_Problem_
Throughout the records below, find the lines with the string "Transferencia" and give how many there are, nothing else.

====== Data supplied ======

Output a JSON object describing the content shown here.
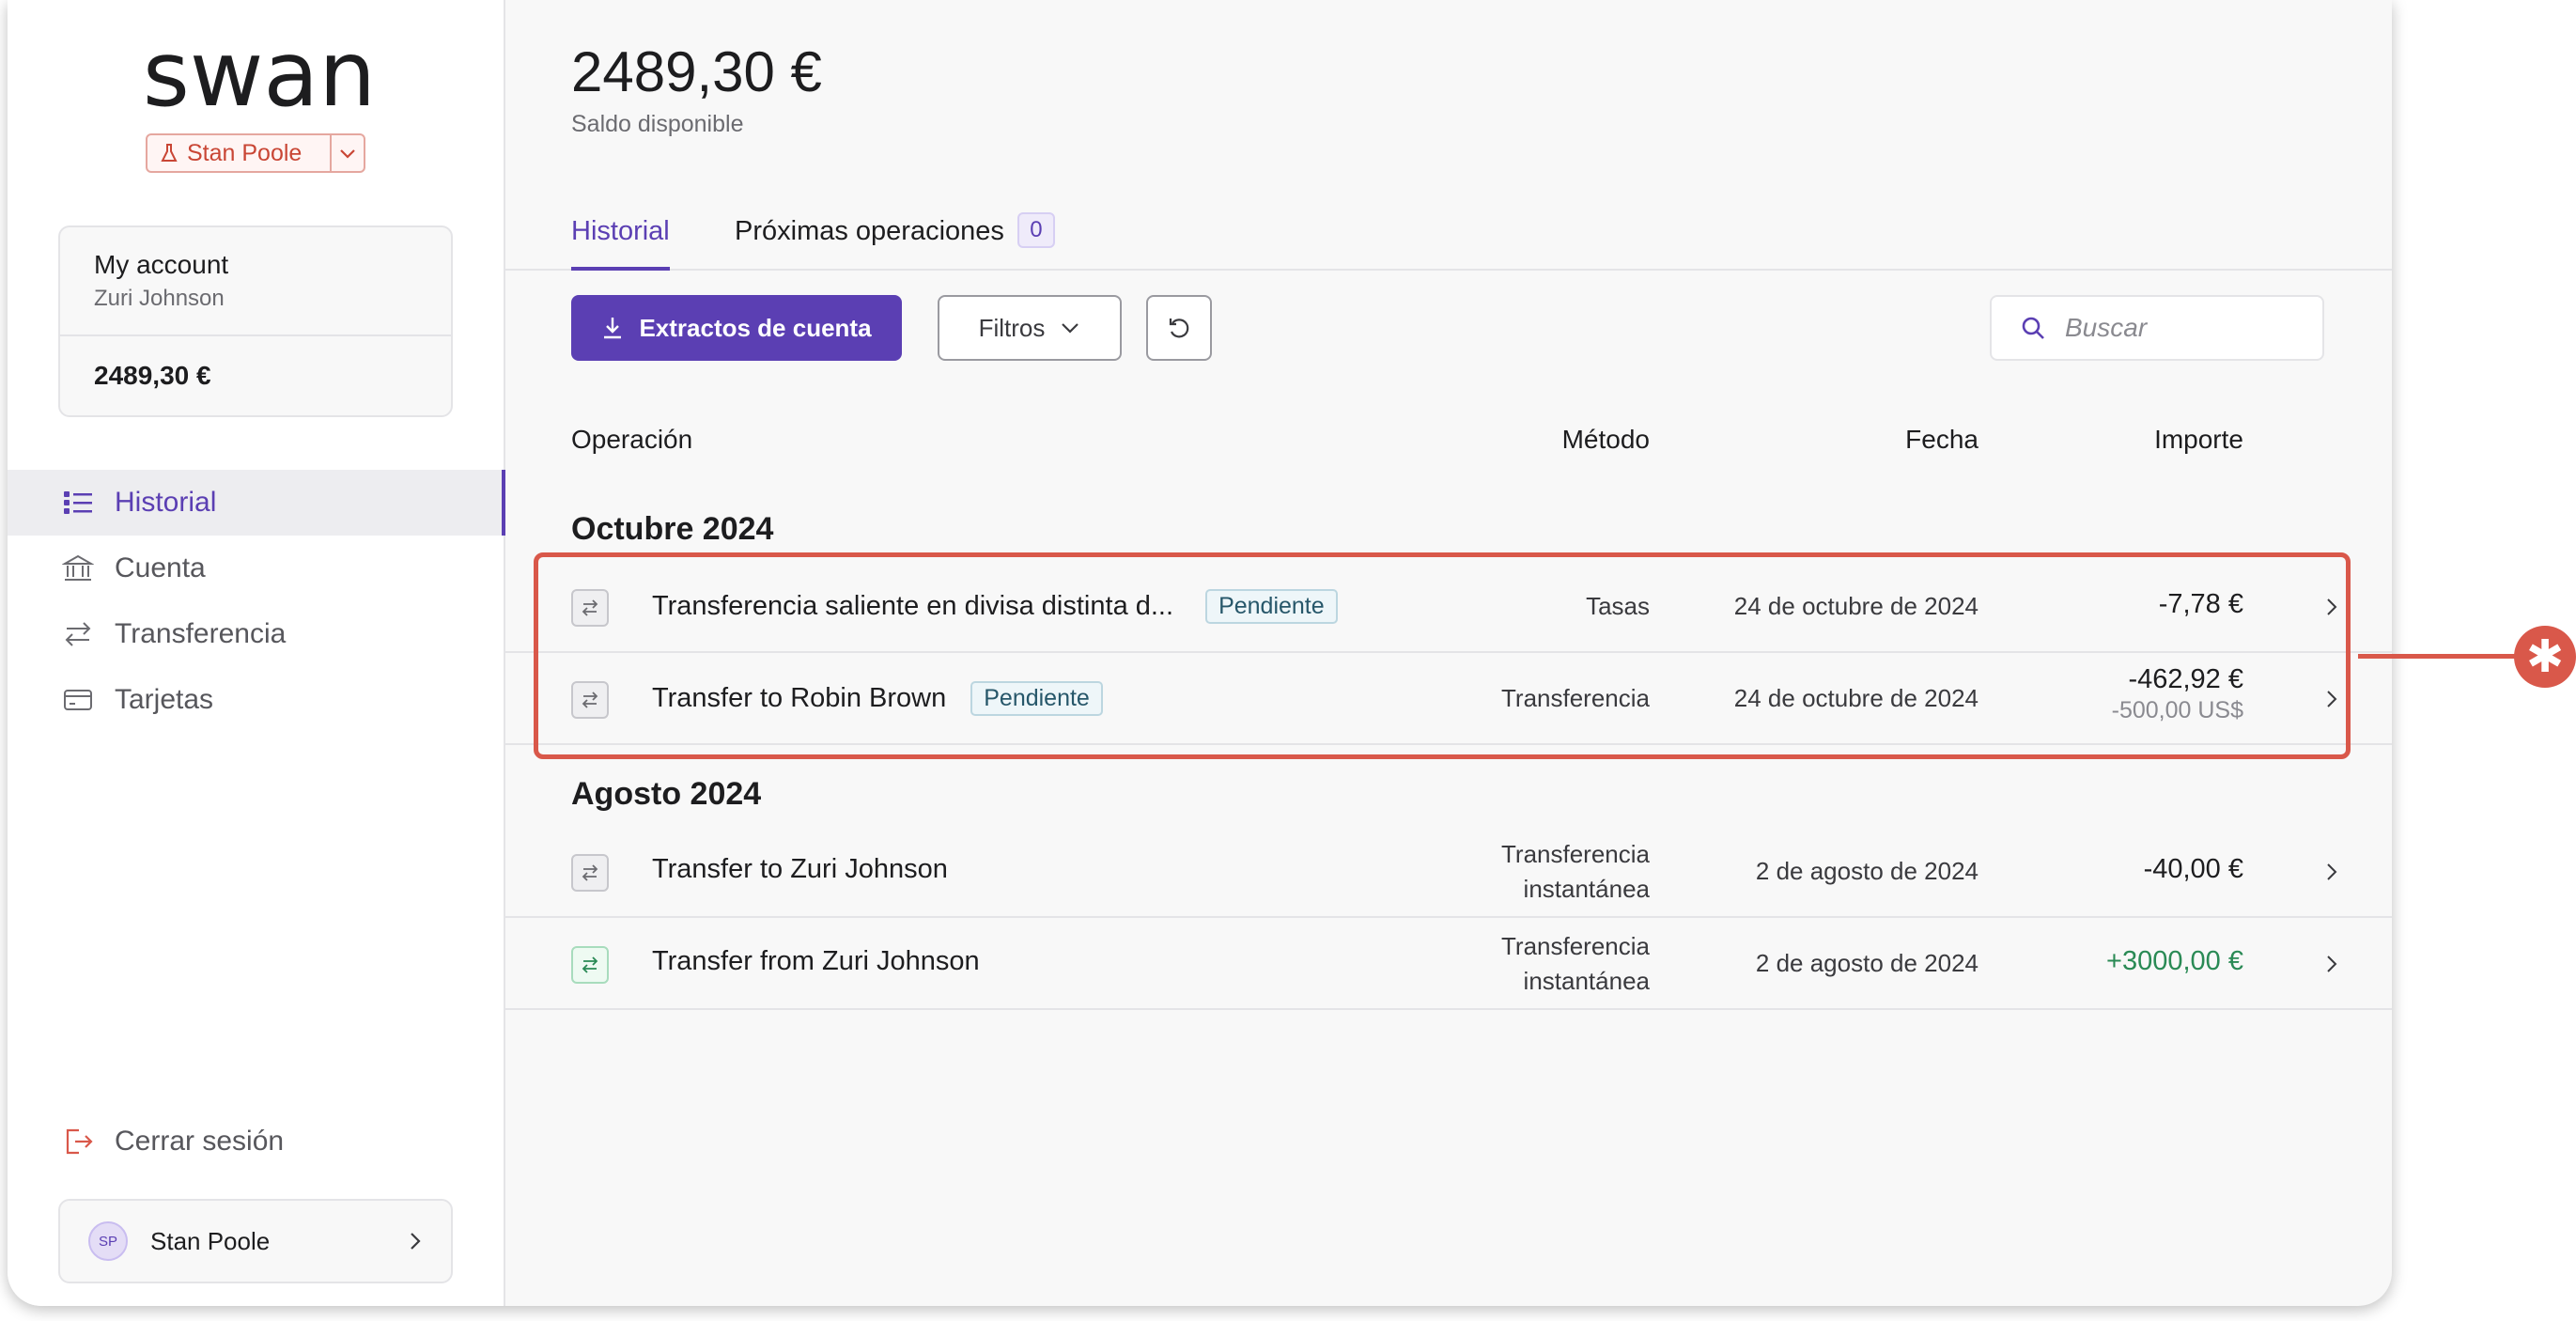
{
  "sidebar": {
    "logo_text": "swan",
    "project_badge": "Stan Poole",
    "account": {
      "name": "My account",
      "holder": "Zuri Johnson",
      "balance": "2489,30 €"
    },
    "nav": [
      {
        "label": "Historial",
        "icon": "list-icon",
        "active": true
      },
      {
        "label": "Cuenta",
        "icon": "bank-icon",
        "active": false
      },
      {
        "label": "Transferencia",
        "icon": "transfer-icon",
        "active": false
      },
      {
        "label": "Tarjetas",
        "icon": "card-icon",
        "active": false
      }
    ],
    "logout_label": "Cerrar sesión",
    "user": {
      "initials": "SP",
      "name": "Stan Poole"
    }
  },
  "header": {
    "balance": "2489,30 €",
    "balance_label": "Saldo disponible"
  },
  "tabs": [
    {
      "label": "Historial",
      "active": true
    },
    {
      "label": "Próximas operaciones",
      "count": "0"
    }
  ],
  "toolbar": {
    "statements_label": "Extractos de cuenta",
    "filters_label": "Filtros",
    "search_placeholder": "Buscar"
  },
  "table": {
    "columns": [
      "Operación",
      "Método",
      "Fecha",
      "Importe"
    ],
    "groups": [
      {
        "title": "Octubre 2024",
        "rows": [
          {
            "operation": "Transferencia saliente en divisa distinta d...",
            "status": "Pendiente",
            "method": "Tasas",
            "date": "24 de octubre de 2024",
            "amount": "-7,78 €"
          },
          {
            "operation": "Transfer to Robin Brown",
            "status": "Pendiente",
            "method": "Transferencia",
            "date": "24 de octubre de 2024",
            "amount": "-462,92 €",
            "original_amount": "-500,00 US$"
          }
        ]
      },
      {
        "title": "Agosto 2024",
        "rows": [
          {
            "operation": "Transfer to Zuri Johnson",
            "method_line1": "Transferencia",
            "method_line2": "instantánea",
            "date": "2 de agosto de 2024",
            "amount": "-40,00 €"
          },
          {
            "operation": "Transfer from Zuri Johnson",
            "method_line1": "Transferencia",
            "method_line2": "instantánea",
            "date": "2 de agosto de 2024",
            "amount": "+3000,00 €"
          }
        ]
      }
    ]
  },
  "colors": {
    "accent": "#5b3fb3",
    "positive": "#2a8a55",
    "highlight": "#d9584a"
  }
}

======

_Answer to the exercise_
5